Troubled Deputy Minister of Labour and Social Welfare and Marondera East legislator, Tracy Mutinhiri, faces the boot from Zanu PF after the provincial leadership resolved to drag her before a disciplinary committee for allegedly flirting with the MDC-T.
The decision to take action came after Zanu PF political commissar Webster Shamu met the party’s heavyweights over the weekend where he impressed on them to follow proper procedures in dealing with Mutinhiri.
D-day is yet to be set.
She is, however, expected to retain her farm, which was invaded by war veterans early this month accusing her of “selling out”.
Zanu PF Mashonaland East chairman Ray Kaukonde confirmed the development and said the matter would be dealt with in a transparent manner.
“The province sat and we are now waiting for responses from her constituency to ascertain whether taking her before a disciplinary committee is necessary.
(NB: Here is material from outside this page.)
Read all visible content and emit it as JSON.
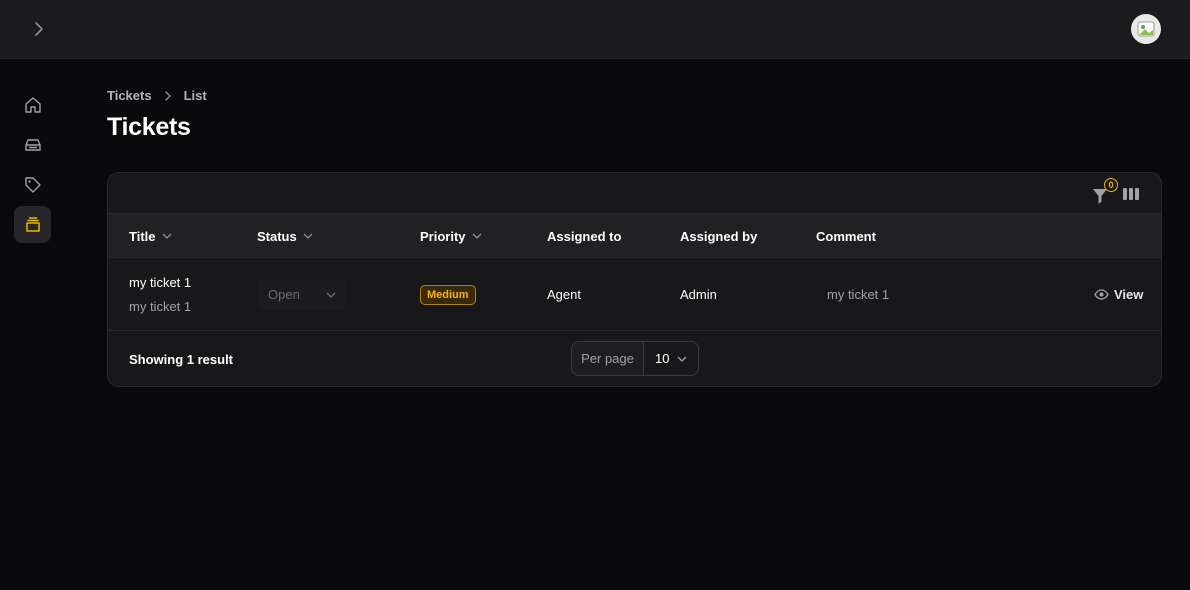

And whatever comes out (from the constituency deliberations), we will respect because we are a democratic party,” said Kaukonde.
“Regarding the farm, we are not going to interfere with it because the offer letter is from the Ministry of Lands. We are not involved.”
Mutinhiri’s woes have been mounting in recent months resulting in some people in Mashonaland East calling for her expulsion from Zanu PF.
She is suspected of voting for MDC-T candidate Lovemore Moyo for Speaker of the House of Assembly in March while some of her detractors allege she has been publicly declaring her desire to cross floors. She has also been accused of being sympathetic to MDC-T leader Morgan Tsvangirai.
Mutinhiri is, however, on record saying the allegations against her were false.
She has accused State Security minister Sydney Sekeramayi of trying to elbow her out of her constituency and replace her with Zanu PF’s provincial secretary for security Lawrence Katsiru.
Information gathered by NewsDay indicates Mutinhiri has since written to Kaukonde regarding her predicament.
Party fails to lure youths
Meanwhile, war veterans in the province believe party stalwarts are misinforming the Presidium about the goings-on in constituencies there resulting in Zanu PF losing ground.
The ex-freedom fighters expressed their disappointment and called for the Presidium to go on the ground to get accurate facts on the state of affairs in the country.
Party members also said it was difficult to rein in errant members of the party in government because it was now increasingly being viewed as superior to the party unlike in South Africa, where the African National Congress can recall leaders who do not perform to expectations in the government.
The development comes at a time when the party is experiencing problems luring youths because of lack of motivation.
New recruits were said to have joined the party primarily for self-enrichment and not because they had the party at heart